The book doesn't assume any previous C# knowledge, or programming knowledge if I'm not mistaken. I'm going to raise a huge flag and say you should be a competent programmer before diving into this book. Don't get this book if you've never written any type of program on your own, and I'm not talking about just a "Hello World" program either. I promise that you really won't understand what's going on and once you leave sample land, you'll be completely lost. Understand that game programming is an extremely elitest form of software development, even with XNA. So with that said, this book is aimed at complete beginners to XNA and game programming, but not programming in general. You may do alright if you don't know C# yet, but do know Java (preferably) or even C++.
Also note, this book doesn't explain anything specific to Windows Phone 7 game programming.
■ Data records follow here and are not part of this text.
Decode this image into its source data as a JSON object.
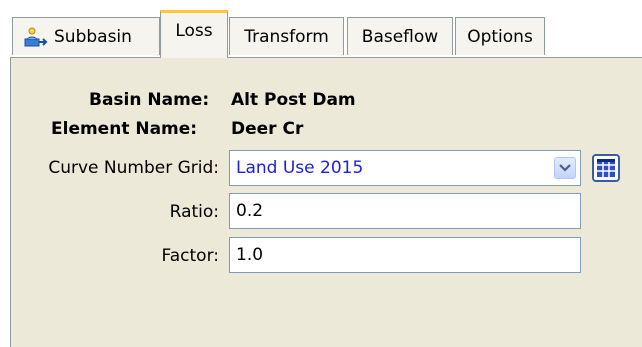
{
  "tabs": [
    {
      "label": "Subbasin",
      "icon": "subbasin-icon"
    },
    {
      "label": "Loss",
      "active": true
    },
    {
      "label": "Transform"
    },
    {
      "label": "Baseflow"
    },
    {
      "label": "Options"
    }
  ],
  "info": {
    "basin_label": "Basin Name:",
    "basin_value": "Alt Post Dam",
    "element_label": "Element Name:",
    "element_value": "Deer Cr"
  },
  "fields": {
    "curve_label": "Curve Number Grid:",
    "curve_value": "Land Use 2015",
    "ratio_label": "Ratio:",
    "ratio_value": "0.2",
    "factor_label": "Factor:",
    "factor_value": "1.0"
  },
  "colors": {
    "active_tab_accent": "#ffc73c",
    "panel_bg": "#ece9d8",
    "dropdown_text": "#1e1ee0"
  }
}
If Windows Phone 7 game programming is your ultimate goal, you can still use this book to learn XNA, and then move onto the many tutorials and guides available on the new App Hub website.
It is very good because:
The author explains the concept, shows you the code, and explains what is happening in the code
(enough detail but not too much detail)
The sample games present some very helpful concepts. I would say that it goes beyond
a beginner course.
For example, the 'Robot Rampage' game clarified the following:
enemy AI to pursue the player; bypassing obstacles on the play field
using a play area larger then the screen; by using a camera class
creating a random play environment for each new game
creating explosions of different sizes
utilizing 'Manager' classes to control the objects
In summary, this book was very helpful.
Unfortunately, I find that it barely skims the surface of XNA (methods, functions, common practices). This makes the projects more like copy & paste than a series of solutions designed to produce the results required by your needs. The book is clearly titled, "XNA... by Example", so I can't really fault Kurt Jaegers for skipping an in depth discussion of XNA.
I would absolutey recommend this book to everyone who is interested in game development; I would also recommend getting a book that is oriented toward XNA itself to which this book will suppliment.